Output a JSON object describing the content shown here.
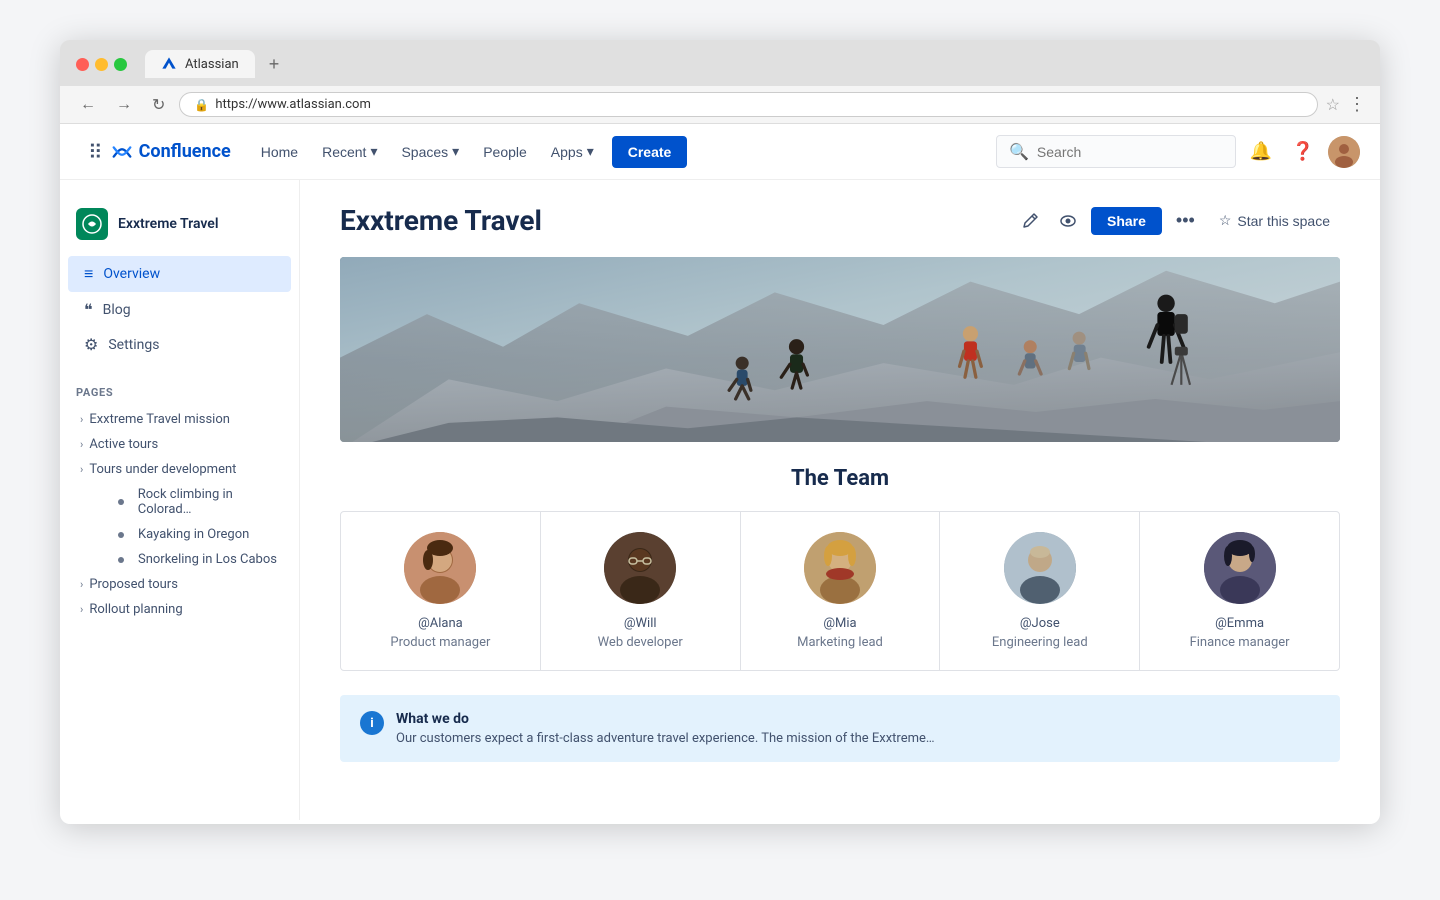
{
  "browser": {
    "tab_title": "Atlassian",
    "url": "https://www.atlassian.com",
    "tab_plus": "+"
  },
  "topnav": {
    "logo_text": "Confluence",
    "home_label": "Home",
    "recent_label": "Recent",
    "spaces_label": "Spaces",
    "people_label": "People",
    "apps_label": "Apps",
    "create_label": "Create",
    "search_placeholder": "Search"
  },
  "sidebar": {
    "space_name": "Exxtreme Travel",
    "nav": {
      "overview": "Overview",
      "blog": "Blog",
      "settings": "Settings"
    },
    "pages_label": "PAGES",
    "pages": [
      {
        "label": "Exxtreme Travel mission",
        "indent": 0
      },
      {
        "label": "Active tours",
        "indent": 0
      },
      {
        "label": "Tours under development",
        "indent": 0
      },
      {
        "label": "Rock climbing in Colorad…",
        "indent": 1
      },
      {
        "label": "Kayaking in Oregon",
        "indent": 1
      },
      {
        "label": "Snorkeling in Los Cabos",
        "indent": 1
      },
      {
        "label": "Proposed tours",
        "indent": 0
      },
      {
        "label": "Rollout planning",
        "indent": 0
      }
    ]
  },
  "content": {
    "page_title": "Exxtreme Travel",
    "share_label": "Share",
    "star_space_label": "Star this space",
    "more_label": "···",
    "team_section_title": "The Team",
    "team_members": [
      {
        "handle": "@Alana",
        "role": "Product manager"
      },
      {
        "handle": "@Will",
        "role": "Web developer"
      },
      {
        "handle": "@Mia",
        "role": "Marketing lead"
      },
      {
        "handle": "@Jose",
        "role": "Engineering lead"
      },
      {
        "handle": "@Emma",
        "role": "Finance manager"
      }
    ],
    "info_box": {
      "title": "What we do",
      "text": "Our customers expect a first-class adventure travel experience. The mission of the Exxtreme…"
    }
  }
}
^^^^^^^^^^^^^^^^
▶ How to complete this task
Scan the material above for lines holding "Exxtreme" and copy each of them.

▶ Problem solution
    "space_name": "Exxtreme Travel",
        "label": "Exxtreme Travel mission",
    "page_title": "Exxtreme Travel",
      "text": "Our customers expect a first-class adventure travel experience. The mission of the Exxtreme…"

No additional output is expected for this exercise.